Complete the sentence. Do you expect your partner to keep you informed of calls with the doctor or share their feelings with you? Maybe you want them to exercise more or eat better. Think about all the ways you’d like them to behave and make a list.
“My Partner Shouldn’t…”
Complete the sentence. Do you expect your spouse to stop eating junk food or always stay positive and never fall into a negative mindset about their health? Maybe you wish they didn’t get so angry or withdraw. Write down all the things you don’t want them to do anymore.
How to Let Your “Manual” Go by Setting Realistic Expectations
Even with the best intentions at heart, no one likes to be told what to do or how to be. When you want your partner to behave differently, you will end up feeling frustrated, confused, or even worried and scared when they don’t. It can be easy to fall into the trap of thinking, “If they just did this… it would be so much better.” But the reality is, the more you want them to be different, the more distance you will create between you.
So look at your manual–your list of everything you wish they did differently. Think about why you want these things. Is it for their own good? Is it so that you don’t worry? Is it because it’s what the doctor said? How do you feel when they don’t do these things? Frightened? Worried? Anxious?
How you think and feel does not need to depend on what your partner with cancer does or doesn’t do. You can decide to feel hopeful and optimistic even if they are angry and depressed. You are in charge of your emotional state and never want to give that power away. So, be willing to look at your manual and let it go. Decide you can be OK, no matter how they behave.
Connect with Love and Curiosity Instead
Letting go of your manual doesn’t mean you stop making suggestions or expressing your concerns. It means your emotional well-being isn’t tied to whether or not they do what you think is best.
So how do you express concern over certain behaviors? With love and curiosity. Ask yourself: Why are they so angry? Why does it look like they have given up? What really is going on for them? With love, you can be curious. When you approach a conversation with your partner from a place of love and curiosity, there is a much greater chance they will hear. They may even be able to share how they feel if they sense you aren’t trying to control them. Be willing to listen, no matter how hard it may be to hear. This is how you connect and support your partner with cancer during this difficult time.
Setting Realistic Expectations When Your Spouse is a Cancer Patient Giving Up
Letting go of your “manual” and setting realistic expectations is challenging when you feel like your spouse is a cancer patient who is giving up. But you can still be there with love and compassion when they feel like giving up the battle.

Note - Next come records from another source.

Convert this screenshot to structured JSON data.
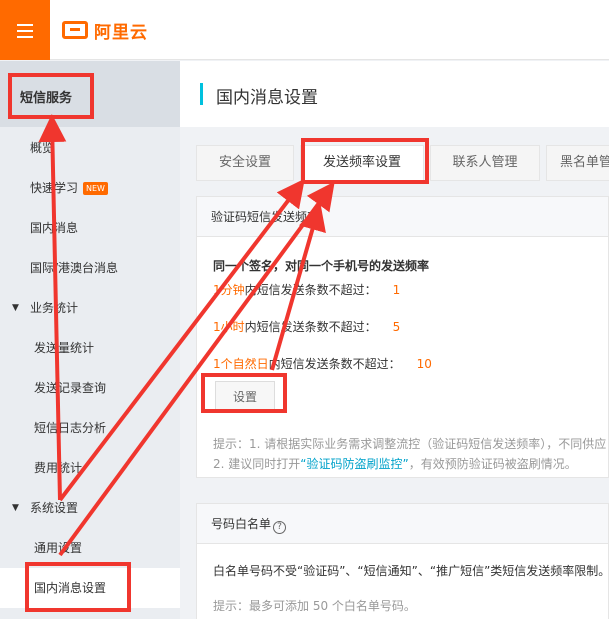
{
  "brand": {
    "name": "阿里云"
  },
  "sidebar": {
    "header": "短信服务",
    "items": [
      {
        "label": "概览"
      },
      {
        "label": "快速学习",
        "badge": "NEW"
      },
      {
        "label": "国内消息"
      },
      {
        "label": "国际/港澳台消息"
      },
      {
        "label": "业务统计"
      },
      {
        "label": "发送量统计"
      },
      {
        "label": "发送记录查询"
      },
      {
        "label": "短信日志分析"
      },
      {
        "label": "费用统计"
      },
      {
        "label": "系统设置"
      },
      {
        "label": "通用设置"
      },
      {
        "label": "国内消息设置"
      }
    ]
  },
  "page": {
    "title": "国内消息设置"
  },
  "tabs": [
    {
      "label": "安全设置"
    },
    {
      "label": "发送频率设置"
    },
    {
      "label": "联系人管理"
    },
    {
      "label": "黑名单管"
    }
  ],
  "frequency_panel": {
    "title": "验证码短信发送频率",
    "subtitle": "同一个签名，对同一个手机号的发送频率",
    "rows": [
      {
        "period": "1分钟",
        "text": "内短信发送条数不超过：",
        "value": "1"
      },
      {
        "period": "1小时",
        "text": "内短信发送条数不超过：",
        "value": "5"
      },
      {
        "period": "1个自然日",
        "text": "内短信发送条数不超过：",
        "value": "10"
      }
    ],
    "button": "设置",
    "hint1": "提示：1. 请根据实际业务需求调整流控（验证码短信发送频率），不同供应",
    "hint2_pre": "2. 建议同时打开",
    "hint2_link": "“验证码防盗刷监控”",
    "hint2_post": "，有效预防验证码被盗刷情况。"
  },
  "whitelist_panel": {
    "title": "号码白名单",
    "desc": "白名单号码不受“验证码”、“短信通知”、“推广短信”类短信发送频率限制。您",
    "hint": "提示：最多可添加 50 个白名单号码。"
  },
  "colors": {
    "brand": "#ff6a00",
    "accent": "#00c1de",
    "annotation": "#f0362e",
    "link": "#00a2ca"
  }
}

This is a great time to practice having the strength for two. You can believe in them and their strength even when they’re struggling. If you feel they need encouragement, remind them of when they’ve persevered through difficult times. Their current struggle is just one more moment when they can draw the strength to keep going. Encourage them to talk about what they are experiencing and how it makes them feel while creating a non-judgmental space.

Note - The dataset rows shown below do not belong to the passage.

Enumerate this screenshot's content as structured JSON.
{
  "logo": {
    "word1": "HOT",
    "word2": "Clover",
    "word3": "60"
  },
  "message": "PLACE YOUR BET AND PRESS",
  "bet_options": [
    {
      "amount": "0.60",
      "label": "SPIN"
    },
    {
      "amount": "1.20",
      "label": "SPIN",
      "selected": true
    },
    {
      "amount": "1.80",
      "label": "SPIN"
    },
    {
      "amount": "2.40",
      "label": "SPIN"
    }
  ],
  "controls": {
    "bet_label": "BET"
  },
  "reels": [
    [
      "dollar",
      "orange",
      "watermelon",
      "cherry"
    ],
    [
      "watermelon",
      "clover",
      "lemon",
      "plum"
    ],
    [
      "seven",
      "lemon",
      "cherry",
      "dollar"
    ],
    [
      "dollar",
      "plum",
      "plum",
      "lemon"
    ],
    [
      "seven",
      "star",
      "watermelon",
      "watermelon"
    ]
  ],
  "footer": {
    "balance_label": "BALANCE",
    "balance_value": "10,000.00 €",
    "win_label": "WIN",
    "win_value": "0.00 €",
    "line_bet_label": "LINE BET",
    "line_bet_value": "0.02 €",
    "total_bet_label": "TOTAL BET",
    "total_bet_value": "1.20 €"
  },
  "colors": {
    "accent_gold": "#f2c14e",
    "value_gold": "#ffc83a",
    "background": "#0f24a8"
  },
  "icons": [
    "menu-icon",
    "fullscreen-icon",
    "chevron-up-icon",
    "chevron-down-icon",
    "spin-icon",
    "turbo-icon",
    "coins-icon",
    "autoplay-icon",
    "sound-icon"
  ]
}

You can also show your love through physical touch–holding hands or soothing embraces can make someone feel like they’re not alone, even in the darkest hour. Although it may be hard to comprehend times of hopelessness for those we love, reaching out with unconditional love and understanding is among the most powerful gifts we can give.

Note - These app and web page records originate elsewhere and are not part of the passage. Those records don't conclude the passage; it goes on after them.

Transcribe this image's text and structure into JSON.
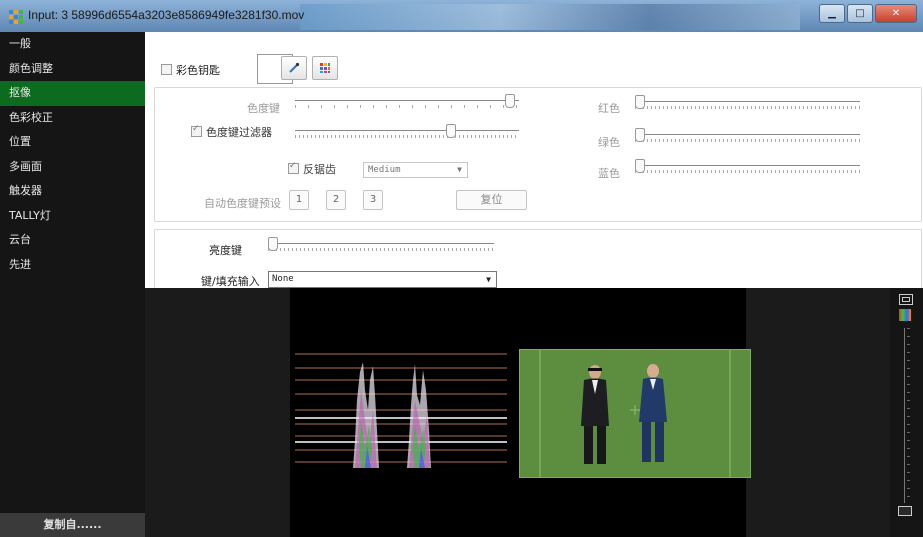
{
  "window": {
    "title": "Input: 3 58996d6554a3203e8586949fe3281f30.mov",
    "buttons": {
      "minimize": "▁",
      "maximize": "□",
      "close": "✕"
    }
  },
  "sidebar": {
    "items": [
      {
        "label": "一般"
      },
      {
        "label": "颜色调整"
      },
      {
        "label": "抠像",
        "active": true
      },
      {
        "label": "色彩校正"
      },
      {
        "label": "位置"
      },
      {
        "label": "多画面"
      },
      {
        "label": "触发器"
      },
      {
        "label": "TALLY灯"
      },
      {
        "label": "云台"
      },
      {
        "label": "先进"
      }
    ],
    "copy_button": "复制自......"
  },
  "chroma": {
    "enable_label": "彩色钥匙",
    "key_label": "色度键",
    "filter_label": "色度键过滤器",
    "antialias_label": "反锯齿",
    "antialias_value": "Medium",
    "auto_preset_label": "自动色度键预设",
    "presets": [
      "1",
      "2",
      "3"
    ],
    "reset_label": "复位",
    "red_label": "红色",
    "green_label": "绿色",
    "blue_label": "蓝色",
    "key_level": 0.97,
    "filter_level": 0.7,
    "red_level": 0.0,
    "green_level": 0.0,
    "blue_level": 0.0
  },
  "luma": {
    "key_label": "亮度键",
    "key_level": 0.0,
    "fill_input_label": "键/填充输入",
    "fill_input_value": "None"
  },
  "colors": {
    "active_tab": "#0d6b1f",
    "chroma_green": "#5d8e3f"
  }
}
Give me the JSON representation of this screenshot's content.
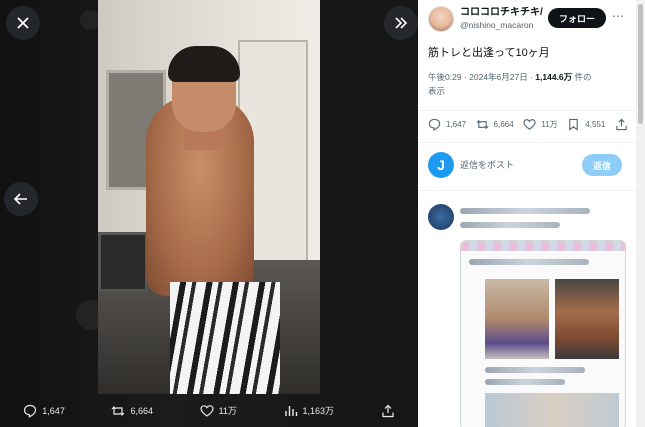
{
  "media_viewer": {
    "close_icon": "close-icon",
    "expand_icon": "expand-panel-icon",
    "prev_icon": "arrow-left-icon",
    "actions": [
      {
        "name": "reply",
        "icon": "reply-icon",
        "count": "1,647"
      },
      {
        "name": "repost",
        "icon": "repost-icon",
        "count": "6,664"
      },
      {
        "name": "like",
        "icon": "heart-icon",
        "count": "11万"
      },
      {
        "name": "views",
        "icon": "views-icon",
        "count": "1,163万"
      },
      {
        "name": "share",
        "icon": "share-icon",
        "count": ""
      }
    ]
  },
  "tweet": {
    "display_name": "コロコロチキチキ/",
    "handle": "@nishino_macaron",
    "follow_label": "フォロー",
    "text": "筋トレと出逢って10ヶ月",
    "time": "午後0:29",
    "date": "2024年6月27日",
    "views": "1,144.6万",
    "views_suffix": "件の",
    "views_label": "表示",
    "actions": [
      {
        "name": "reply",
        "icon": "reply-icon",
        "count": "1,647"
      },
      {
        "name": "repost",
        "icon": "repost-icon",
        "count": "6,664"
      },
      {
        "name": "like",
        "icon": "heart-icon",
        "count": "11万"
      },
      {
        "name": "bookmark",
        "icon": "bookmark-icon",
        "count": "4,551"
      },
      {
        "name": "share",
        "icon": "share-icon",
        "count": ""
      }
    ]
  },
  "reply_box": {
    "avatar_letter": "J",
    "placeholder": "返信をポスト",
    "button_label": "返信"
  },
  "colors": {
    "accent": "#1d9bf0",
    "follow_bg": "#0f1419",
    "viewer_bg": "#0b0b0b"
  }
}
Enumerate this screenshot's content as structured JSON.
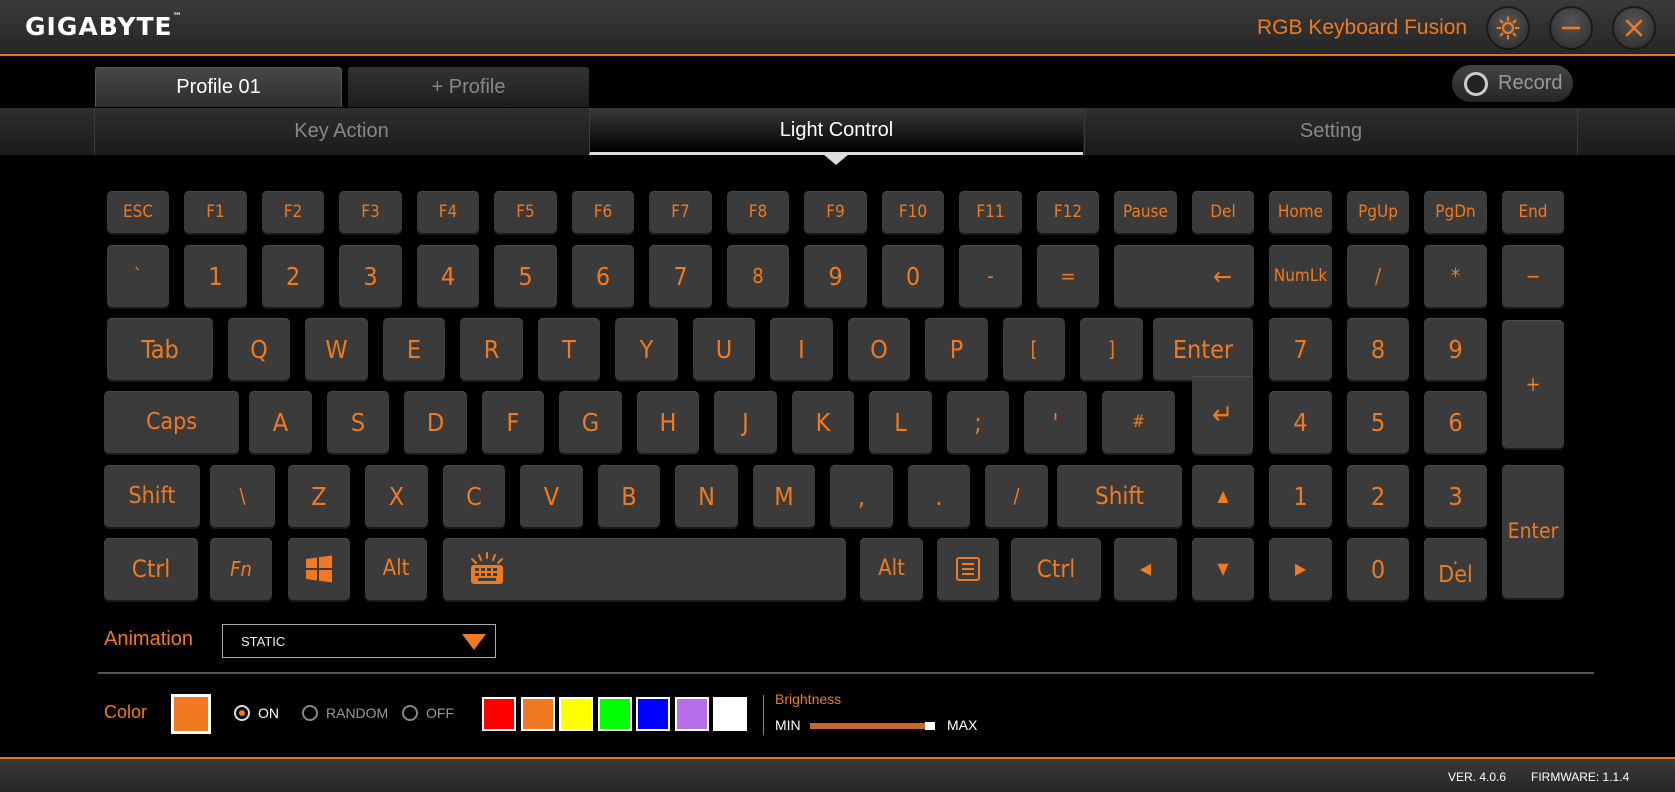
{
  "brand": "GIGABYTE",
  "brand_mark": "™",
  "app_title": "RGB Keyboard Fusion",
  "profiles": {
    "active": "Profile 01",
    "add": "+ Profile"
  },
  "record_label": "Record",
  "tabs": {
    "key_action": "Key Action",
    "light_control": "Light Control",
    "setting": "Setting"
  },
  "keys": {
    "esc": "ESC",
    "f1": "F1",
    "f2": "F2",
    "f3": "F3",
    "f4": "F4",
    "f5": "F5",
    "f6": "F6",
    "f7": "F7",
    "f8": "F8",
    "f9": "F9",
    "f10": "F10",
    "f11": "F11",
    "f12": "F12",
    "pause": "Pause",
    "del": "Del",
    "home": "Home",
    "pgup": "PgUp",
    "pgdn": "PgDn",
    "end": "End",
    "backtick": "`",
    "n1": "1",
    "n2": "2",
    "n3": "3",
    "n4": "4",
    "n5": "5",
    "n6": "6",
    "n7": "7",
    "n8": "8",
    "n9": "9",
    "n0": "0",
    "minus": "-",
    "equals": "=",
    "backspace": "←",
    "numlk": "NumLk",
    "np_slash": "/",
    "np_star": "*",
    "np_minus": "−",
    "tab": "Tab",
    "q": "Q",
    "w": "W",
    "e": "E",
    "r": "R",
    "t": "T",
    "y": "Y",
    "u": "U",
    "i": "I",
    "o": "O",
    "p": "P",
    "lbracket": "[",
    "rbracket": "]",
    "enter": "Enter",
    "np7": "7",
    "np8": "8",
    "np9": "9",
    "np_plus": "+",
    "caps": "Caps",
    "a": "A",
    "s": "S",
    "d": "D",
    "f": "F",
    "g": "G",
    "h": "H",
    "j": "J",
    "k": "K",
    "l": "L",
    "semicolon": ";",
    "quote": "'",
    "hash": "#",
    "enter_arrow": "↵",
    "np4": "4",
    "np5": "5",
    "np6": "6",
    "lshift": "Shift",
    "backslash": "\\",
    "z": "Z",
    "x": "X",
    "c": "C",
    "v": "V",
    "b": "B",
    "n": "N",
    "m": "M",
    "comma": ",",
    "period": ".",
    "slash": "/",
    "rshift": "Shift",
    "up": "▲",
    "np1": "1",
    "np2": "2",
    "np3": "3",
    "np_enter": "Enter",
    "lctrl": "Ctrl",
    "fn": "Fn",
    "win": "windows-icon",
    "lalt": "Alt",
    "space": "keyboard-backlight-icon",
    "ralt": "Alt",
    "menu": "menu-icon",
    "rctrl": "Ctrl",
    "left": "◀",
    "down": "▼",
    "right": "▶",
    "np0": "0",
    "np_dot": ".",
    "np_del": "Del"
  },
  "animation": {
    "label": "Animation",
    "value": "STATIC"
  },
  "color": {
    "label": "Color",
    "current": "#f07a21",
    "on": "ON",
    "random": "RANDOM",
    "off": "OFF",
    "selected_mode": "ON",
    "swatches": [
      "#ff0000",
      "#f07a21",
      "#ffff00",
      "#00ff00",
      "#0000ff",
      "#b56ee8",
      "#ffffff"
    ]
  },
  "brightness": {
    "label": "Brightness",
    "min": "MIN",
    "max": "MAX",
    "level": 0.95
  },
  "footer": {
    "version": "VER. 4.0.6",
    "firmware": "FIRMWARE: 1.1.4"
  },
  "accent": "#f07a21"
}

Support for You to Stay Strong and Not Give Up
While we just broke down your “manual” and setting realistic expectations for your spouse with cancer, it’s important to consider some of the expectations you have of yourself that may not be serving you. Do you expect yourself to always be hopeful or never break down? Putting pressure like that on yourself is unhelpful. And I want to help you learn how to best support yourself while supporting your spouse with cancer. Schedule a free consultation, and let’s talk about how to support yourself when you feel like giving up!